TAKHZYRO Now FDA-Approved for Children Aged 2-12 with HAE

In the past, there have been limited therapeutic options for pediatric patients living with hereditary angioedema (HAE). Children aged 2 to <6 years old had no approved prophylaxis therapy. For those ages 6-12, prophylaxis is available, though this is often intensive and requires frequent dosing. There is now a new therapy available that offers prophylaxis treatment for children aged 2 to <12: TAKHZYRO (lanadelumab-flyo).

According to a news release from biopharmaceutical company Takeda, the U.S. FDA recently approved the company’s sBLA. This had led to the approval of TAKHZYRO to prevent HAE attacks. TAKHZYRO is a human monoclonal antibody (mAB) therapy that targets plasma kallikrein, which plays a critical role in these attacks. The treatment is designed for self-administration in adult patients or by a caregiver or doctor in pediatric patients. Learn more about TAKHZYRO.

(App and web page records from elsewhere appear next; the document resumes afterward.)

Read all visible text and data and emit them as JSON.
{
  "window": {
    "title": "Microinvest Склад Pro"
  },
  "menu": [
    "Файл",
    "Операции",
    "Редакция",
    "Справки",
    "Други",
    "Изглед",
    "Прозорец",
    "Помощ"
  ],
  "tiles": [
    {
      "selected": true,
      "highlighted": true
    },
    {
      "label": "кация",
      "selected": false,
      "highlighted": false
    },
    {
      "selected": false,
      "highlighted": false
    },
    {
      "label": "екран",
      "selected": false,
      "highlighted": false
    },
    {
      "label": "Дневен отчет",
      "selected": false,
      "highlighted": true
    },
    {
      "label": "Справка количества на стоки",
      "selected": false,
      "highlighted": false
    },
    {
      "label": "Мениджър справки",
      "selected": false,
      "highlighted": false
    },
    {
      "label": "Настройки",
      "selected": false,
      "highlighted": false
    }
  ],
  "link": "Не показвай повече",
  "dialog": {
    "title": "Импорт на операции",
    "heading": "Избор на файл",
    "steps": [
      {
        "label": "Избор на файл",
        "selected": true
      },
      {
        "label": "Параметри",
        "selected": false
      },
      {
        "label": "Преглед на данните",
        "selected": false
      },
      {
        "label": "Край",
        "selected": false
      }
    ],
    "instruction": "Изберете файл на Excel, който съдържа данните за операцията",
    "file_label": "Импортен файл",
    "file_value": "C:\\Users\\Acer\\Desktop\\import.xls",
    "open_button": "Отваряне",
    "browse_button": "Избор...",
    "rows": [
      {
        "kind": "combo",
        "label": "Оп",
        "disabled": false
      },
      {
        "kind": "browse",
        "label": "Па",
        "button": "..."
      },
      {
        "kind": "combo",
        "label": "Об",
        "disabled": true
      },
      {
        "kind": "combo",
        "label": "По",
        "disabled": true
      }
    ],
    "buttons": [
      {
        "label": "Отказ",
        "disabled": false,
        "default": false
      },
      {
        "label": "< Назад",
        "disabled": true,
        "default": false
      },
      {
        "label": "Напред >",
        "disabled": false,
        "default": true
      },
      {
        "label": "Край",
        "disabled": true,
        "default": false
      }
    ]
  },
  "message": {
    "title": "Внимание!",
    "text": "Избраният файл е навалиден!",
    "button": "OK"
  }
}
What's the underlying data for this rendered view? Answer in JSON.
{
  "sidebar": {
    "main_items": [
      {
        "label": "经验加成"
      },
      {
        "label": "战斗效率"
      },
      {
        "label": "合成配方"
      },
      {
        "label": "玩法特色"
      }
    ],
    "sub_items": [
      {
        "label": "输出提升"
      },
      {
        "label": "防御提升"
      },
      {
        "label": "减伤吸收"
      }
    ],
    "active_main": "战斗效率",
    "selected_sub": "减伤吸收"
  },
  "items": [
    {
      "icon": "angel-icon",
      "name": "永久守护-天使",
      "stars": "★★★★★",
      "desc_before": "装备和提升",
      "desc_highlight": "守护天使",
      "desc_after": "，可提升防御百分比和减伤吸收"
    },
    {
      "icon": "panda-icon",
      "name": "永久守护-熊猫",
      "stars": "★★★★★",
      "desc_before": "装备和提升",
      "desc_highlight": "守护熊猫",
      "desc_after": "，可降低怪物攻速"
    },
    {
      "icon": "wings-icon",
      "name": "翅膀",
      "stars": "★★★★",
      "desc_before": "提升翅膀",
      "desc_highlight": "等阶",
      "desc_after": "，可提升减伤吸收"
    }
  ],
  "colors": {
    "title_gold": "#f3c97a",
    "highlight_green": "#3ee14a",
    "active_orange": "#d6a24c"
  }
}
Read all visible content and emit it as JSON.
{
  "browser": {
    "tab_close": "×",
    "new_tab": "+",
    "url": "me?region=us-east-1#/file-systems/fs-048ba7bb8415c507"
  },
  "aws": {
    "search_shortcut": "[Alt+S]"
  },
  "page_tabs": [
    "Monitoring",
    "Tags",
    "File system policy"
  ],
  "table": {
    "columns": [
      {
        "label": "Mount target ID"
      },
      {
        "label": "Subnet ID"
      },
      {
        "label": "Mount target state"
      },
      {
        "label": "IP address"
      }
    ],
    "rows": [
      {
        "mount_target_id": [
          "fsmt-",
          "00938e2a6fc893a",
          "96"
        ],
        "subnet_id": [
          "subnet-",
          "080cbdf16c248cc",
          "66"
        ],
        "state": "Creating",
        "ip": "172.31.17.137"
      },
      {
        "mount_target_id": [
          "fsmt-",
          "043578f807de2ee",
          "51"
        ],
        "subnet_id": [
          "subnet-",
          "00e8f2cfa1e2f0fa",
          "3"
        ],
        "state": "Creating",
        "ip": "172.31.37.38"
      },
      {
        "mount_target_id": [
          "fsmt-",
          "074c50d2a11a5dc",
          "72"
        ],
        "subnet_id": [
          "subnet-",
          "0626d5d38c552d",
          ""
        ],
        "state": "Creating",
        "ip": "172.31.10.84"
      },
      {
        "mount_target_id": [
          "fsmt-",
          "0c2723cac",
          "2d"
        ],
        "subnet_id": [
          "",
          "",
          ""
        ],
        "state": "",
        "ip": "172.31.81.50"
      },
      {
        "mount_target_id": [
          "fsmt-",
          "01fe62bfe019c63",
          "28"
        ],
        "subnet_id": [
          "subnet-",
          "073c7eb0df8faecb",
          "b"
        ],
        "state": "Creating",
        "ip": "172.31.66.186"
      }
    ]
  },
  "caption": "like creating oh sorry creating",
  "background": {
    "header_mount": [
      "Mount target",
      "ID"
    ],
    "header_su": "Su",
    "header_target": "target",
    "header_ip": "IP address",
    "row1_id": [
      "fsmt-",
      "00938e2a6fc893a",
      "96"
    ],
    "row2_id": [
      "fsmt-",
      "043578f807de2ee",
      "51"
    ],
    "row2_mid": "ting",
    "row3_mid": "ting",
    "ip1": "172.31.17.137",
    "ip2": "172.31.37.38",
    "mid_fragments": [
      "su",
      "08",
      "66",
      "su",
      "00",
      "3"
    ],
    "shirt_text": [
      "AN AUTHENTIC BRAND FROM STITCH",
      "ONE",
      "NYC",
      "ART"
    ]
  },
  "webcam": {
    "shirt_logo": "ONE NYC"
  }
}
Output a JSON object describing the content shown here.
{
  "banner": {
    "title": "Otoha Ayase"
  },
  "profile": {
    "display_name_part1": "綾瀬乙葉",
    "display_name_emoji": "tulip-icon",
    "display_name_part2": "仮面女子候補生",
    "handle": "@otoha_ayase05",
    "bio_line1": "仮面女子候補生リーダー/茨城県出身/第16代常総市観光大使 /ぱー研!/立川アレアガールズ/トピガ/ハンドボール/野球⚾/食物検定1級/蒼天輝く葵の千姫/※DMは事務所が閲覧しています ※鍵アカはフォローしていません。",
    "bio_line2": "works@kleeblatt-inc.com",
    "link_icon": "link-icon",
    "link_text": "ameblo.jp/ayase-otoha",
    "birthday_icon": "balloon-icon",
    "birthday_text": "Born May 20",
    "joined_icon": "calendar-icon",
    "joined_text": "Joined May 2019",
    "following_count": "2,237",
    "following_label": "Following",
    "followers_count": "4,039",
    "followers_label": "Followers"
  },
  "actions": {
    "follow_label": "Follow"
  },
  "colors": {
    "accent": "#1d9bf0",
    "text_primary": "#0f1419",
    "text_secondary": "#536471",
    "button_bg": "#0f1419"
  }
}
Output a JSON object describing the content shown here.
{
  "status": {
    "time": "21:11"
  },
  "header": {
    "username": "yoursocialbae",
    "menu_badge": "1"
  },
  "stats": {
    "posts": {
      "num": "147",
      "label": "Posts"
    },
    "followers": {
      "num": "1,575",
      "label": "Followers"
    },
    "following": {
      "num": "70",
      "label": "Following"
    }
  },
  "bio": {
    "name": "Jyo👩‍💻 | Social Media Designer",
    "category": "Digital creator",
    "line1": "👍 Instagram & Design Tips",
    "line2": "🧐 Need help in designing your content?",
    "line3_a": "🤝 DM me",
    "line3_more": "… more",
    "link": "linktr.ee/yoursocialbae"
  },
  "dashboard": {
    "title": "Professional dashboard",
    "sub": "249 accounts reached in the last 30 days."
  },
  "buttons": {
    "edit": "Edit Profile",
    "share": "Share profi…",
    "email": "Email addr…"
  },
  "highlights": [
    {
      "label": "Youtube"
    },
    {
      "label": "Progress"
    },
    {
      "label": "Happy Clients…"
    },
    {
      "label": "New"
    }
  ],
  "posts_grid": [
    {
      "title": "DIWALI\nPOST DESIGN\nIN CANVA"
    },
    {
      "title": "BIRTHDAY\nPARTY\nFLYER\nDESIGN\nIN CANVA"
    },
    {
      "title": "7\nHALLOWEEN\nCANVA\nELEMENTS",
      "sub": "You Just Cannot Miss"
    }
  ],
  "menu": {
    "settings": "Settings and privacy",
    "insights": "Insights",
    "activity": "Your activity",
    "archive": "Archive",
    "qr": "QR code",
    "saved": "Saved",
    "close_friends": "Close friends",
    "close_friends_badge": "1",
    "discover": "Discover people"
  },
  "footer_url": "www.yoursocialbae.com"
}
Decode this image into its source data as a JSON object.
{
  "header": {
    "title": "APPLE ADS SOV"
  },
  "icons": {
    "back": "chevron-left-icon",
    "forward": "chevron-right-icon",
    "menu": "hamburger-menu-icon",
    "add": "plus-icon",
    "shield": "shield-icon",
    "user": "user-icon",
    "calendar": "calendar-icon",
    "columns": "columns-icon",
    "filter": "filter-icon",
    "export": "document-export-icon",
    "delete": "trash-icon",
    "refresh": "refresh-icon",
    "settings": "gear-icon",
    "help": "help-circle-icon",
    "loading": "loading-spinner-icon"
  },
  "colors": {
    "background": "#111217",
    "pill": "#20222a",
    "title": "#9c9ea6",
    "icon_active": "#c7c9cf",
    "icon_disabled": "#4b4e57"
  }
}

The approval hinged on data from the Phase 3 HELP and SPRING trials. Within these studies, researchers evaluated the safety, efficacy, tolerability, and pharmacokinetics of TAKHZYRO. The researchers found that TAKHZYRO treatment significantly reduced HAE attack risk over a year-long period. Additionally, patients were largely able to stay attack-free throughout the year. While TAKHZYRO was relatively safe and well-tolerated, there are some side effects that may occur with this treatment, such as injection site pain, rash, or swelling, upper respiratory infections, and headache.

Hereditary Angioedema (HAE): What is It?

If you break down the name of hereditary angioedema, you can better understand this rare disorder. Hereditary relates to genes, angio to blood vessels, and edema to swelling in body tissues caused by excess fluid. So hereditary angioedema is a genetic condition which causes attacks of unexplained and severe swelling beneath the skin. People with HAE have a genetic defect on chromosome 11 which prevents the C1-inhibitor protein from doing its job. As a result, a pro-inflammatory peptide called bradykinin is generated excessively, causing inflammation. Sometimes, HAE attacks occur without a trigger; in other cases, triggers such as stress, hormonal fluctuations, or physical injuries may trigger an attack.

Symptoms related to HAE can include:

  • Severe abdominal pain
  • Nausea and vomiting
  • Skin tightness
  • Fatigue
  • Irritability
  • Abdominal distention
  • Facial swelling to the point of unrecognizability
  • Arms, legs, hands, and toes that swell to 2x+ their normal size
  • Difficulty breathing, speaking, or swallowing
Jessica Lynn

Jessica Lynn

Jessica Lynn has an educational background in writing and marketing. She firmly believes in the power of writing in amplifying voices, and looks forward to doing so for the rare disease community.

Follow us